* **THE PROBLEM**
Return every record below exactly as written, but leave out the pictures.

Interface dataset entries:
-*-*-

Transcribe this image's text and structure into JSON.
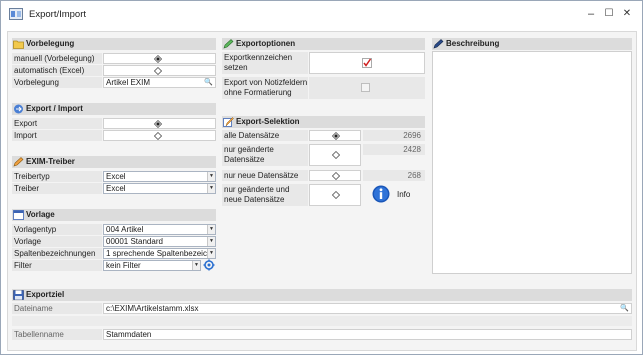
{
  "window": {
    "title": "Export/Import",
    "minimize": "–",
    "maximize": "☐",
    "close": "✕"
  },
  "vorbelegung": {
    "header": "Vorbelegung",
    "rows": [
      {
        "label": "manuell (Vorbelegung)",
        "selected": true
      },
      {
        "label": "automatisch (Excel)",
        "selected": false
      }
    ],
    "field_label": "Vorbelegung",
    "field_value": "Artikel EXIM"
  },
  "export_import": {
    "header": "Export / Import",
    "rows": [
      {
        "label": "Export",
        "selected": true
      },
      {
        "label": "Import",
        "selected": false
      }
    ]
  },
  "exim_treiber": {
    "header": "EXIM-Treiber",
    "treibertyp_label": "Treibertyp",
    "treibertyp_value": "Excel",
    "treiber_label": "Treiber",
    "treiber_value": "Excel"
  },
  "vorlage": {
    "header": "Vorlage",
    "vorlagentyp_label": "Vorlagentyp",
    "vorlagentyp_value": "004 Artikel",
    "vorlage_label": "Vorlage",
    "vorlage_value": "00001 Standard",
    "spalten_label": "Spaltenbezeichnungen",
    "spalten_value": "1 sprechende Spaltenbezeic",
    "filter_label": "Filter",
    "filter_value": "kein Filter"
  },
  "exportoptionen": {
    "header": "Exportoptionen",
    "kennzeichen_label": "Exportkennzeichen setzen",
    "kennzeichen_checked": true,
    "notiz_label": "Export von Notizfeldern ohne Formatierung",
    "notiz_checked": false
  },
  "export_selektion": {
    "header": "Export-Selektion",
    "rows": [
      {
        "label": "alle Datensätze",
        "count": "2696",
        "selected": true
      },
      {
        "label": "nur geänderte Datensätze",
        "count": "2428",
        "selected": false
      },
      {
        "label": "nur neue Datensätze",
        "count": "268",
        "selected": false
      },
      {
        "label": "nur geänderte und neue Datensätze",
        "count": "",
        "selected": false
      }
    ],
    "info_label": "Info"
  },
  "beschreibung": {
    "header": "Beschreibung"
  },
  "exportziel": {
    "header": "Exportziel",
    "dateiname_label": "Dateiname",
    "dateiname_value": "c:\\EXIM\\Artikelstamm.xlsx",
    "tabellenname_label": "Tabellenname",
    "tabellenname_value": "Stammdaten"
  },
  "colors": {
    "section_header_bg": "#dcdcdc",
    "label_bg": "#e8e8e8",
    "check_red": "#d02020",
    "info_blue": "#1a56b8"
  }
}
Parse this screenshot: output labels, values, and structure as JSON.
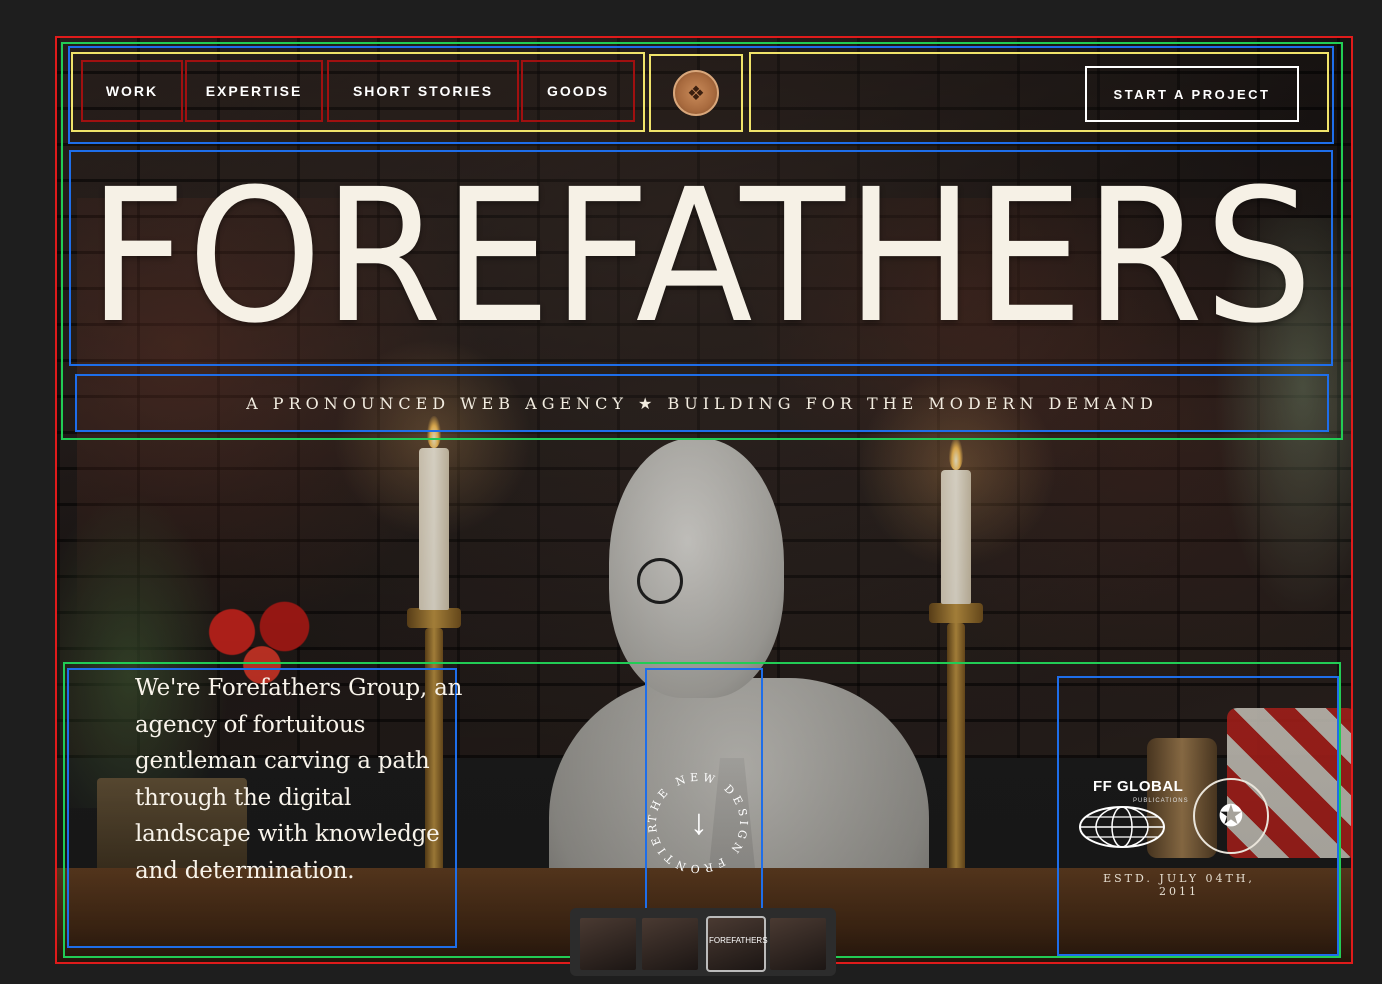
{
  "nav": {
    "items": [
      {
        "label": "WORK"
      },
      {
        "label": "EXPERTISE"
      },
      {
        "label": "SHORT STORIES"
      },
      {
        "label": "GOODS"
      }
    ],
    "cta_label": "START A PROJECT"
  },
  "hero": {
    "title": "FOREFATHERS",
    "tagline": "A PRONOUNCED WEB AGENCY  ★  BUILDING FOR THE MODERN DEMAND"
  },
  "intro": {
    "text": "We're Forefathers Group, an agency of fortuitous gentleman carving a path through the digital landscape with knowledge and determination."
  },
  "scroll_badge": {
    "ring_text": "THE NEW DESIGN FRONTIER",
    "icon": "arrow-down-icon"
  },
  "brands": {
    "fg_logo": "FF GLOBAL",
    "fg_sub": "PUBLICATIONS",
    "established": "ESTD. JULY 04TH, 2011"
  },
  "thumbnails": {
    "active_label": "FOREFATHERS"
  },
  "colors": {
    "outline_red": "#e01b1b",
    "outline_green": "#22cc55",
    "outline_blue": "#1e6eea",
    "outline_yellow": "#f0e36a",
    "outline_darkred": "#a01010",
    "text_cream": "#f6f1e6",
    "seal_copper": "#a86a3e"
  }
}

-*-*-

* **EXPECTED ANSWER**
Transcribe this image's text and structure into JSON.
{
  "window": {
    "title": "Export/Import",
    "minimize": "–",
    "maximize": "☐",
    "close": "✕"
  },
  "vorbelegung": {
    "header": "Vorbelegung",
    "rows": [
      {
        "label": "manuell (Vorbelegung)",
        "selected": true
      },
      {
        "label": "automatisch (Excel)",
        "selected": false
      }
    ],
    "field_label": "Vorbelegung",
    "field_value": "Artikel EXIM"
  },
  "export_import": {
    "header": "Export / Import",
    "rows": [
      {
        "label": "Export",
        "selected": true
      },
      {
        "label": "Import",
        "selected": false
      }
    ]
  },
  "exim_treiber": {
    "header": "EXIM-Treiber",
    "treibertyp_label": "Treibertyp",
    "treibertyp_value": "Excel",
    "treiber_label": "Treiber",
    "treiber_value": "Excel"
  },
  "vorlage": {
    "header": "Vorlage",
    "vorlagentyp_label": "Vorlagentyp",
    "vorlagentyp_value": "004 Artikel",
    "vorlage_label": "Vorlage",
    "vorlage_value": "00001 Standard",
    "spalten_label": "Spaltenbezeichnungen",
    "spalten_value": "1 sprechende Spaltenbezeic",
    "filter_label": "Filter",
    "filter_value": "kein Filter"
  },
  "exportoptionen": {
    "header": "Exportoptionen",
    "kennzeichen_label": "Exportkennzeichen setzen",
    "kennzeichen_checked": true,
    "notiz_label": "Export von Notizfeldern ohne Formatierung",
    "notiz_checked": false
  },
  "export_selektion": {
    "header": "Export-Selektion",
    "rows": [
      {
        "label": "alle Datensätze",
        "count": "2696",
        "selected": true
      },
      {
        "label": "nur geänderte Datensätze",
        "count": "2428",
        "selected": false
      },
      {
        "label": "nur neue Datensätze",
        "count": "268",
        "selected": false
      },
      {
        "label": "nur geänderte und neue Datensätze",
        "count": "",
        "selected": false
      }
    ],
    "info_label": "Info"
  },
  "beschreibung": {
    "header": "Beschreibung"
  },
  "exportziel": {
    "header": "Exportziel",
    "dateiname_label": "Dateiname",
    "dateiname_value": "c:\\EXIM\\Artikelstamm.xlsx",
    "tabellenname_label": "Tabellenname",
    "tabellenname_value": "Stammdaten"
  },
  "colors": {
    "section_header_bg": "#dcdcdc",
    "label_bg": "#e8e8e8",
    "check_red": "#d02020",
    "info_blue": "#1a56b8"
  }
}
Parse this screenshot: output labels, values, and structure as JSON.
{
  "nav": {
    "items": [
      {
        "label": "WORK"
      },
      {
        "label": "EXPERTISE"
      },
      {
        "label": "SHORT STORIES"
      },
      {
        "label": "GOODS"
      }
    ],
    "cta_label": "START A PROJECT"
  },
  "hero": {
    "title": "FOREFATHERS",
    "tagline": "A PRONOUNCED WEB AGENCY  ★  BUILDING FOR THE MODERN DEMAND"
  },
  "intro": {
    "text": "We're Forefathers Group, an agency of fortuitous gentleman carving a path through the digital landscape with knowledge and determination."
  },
  "scroll_badge": {
    "ring_text": "THE NEW DESIGN FRONTIER",
    "icon": "arrow-down-icon"
  },
  "brands": {
    "fg_logo": "FF GLOBAL",
    "fg_sub": "PUBLICATIONS",
    "established": "ESTD. JULY 04TH, 2011"
  },
  "thumbnails": {
    "active_label": "FOREFATHERS"
  },
  "colors": {
    "outline_red": "#e01b1b",
    "outline_green": "#22cc55",
    "outline_blue": "#1e6eea",
    "outline_yellow": "#f0e36a",
    "outline_darkred": "#a01010",
    "text_cream": "#f6f1e6",
    "seal_copper": "#a86a3e"
  }
}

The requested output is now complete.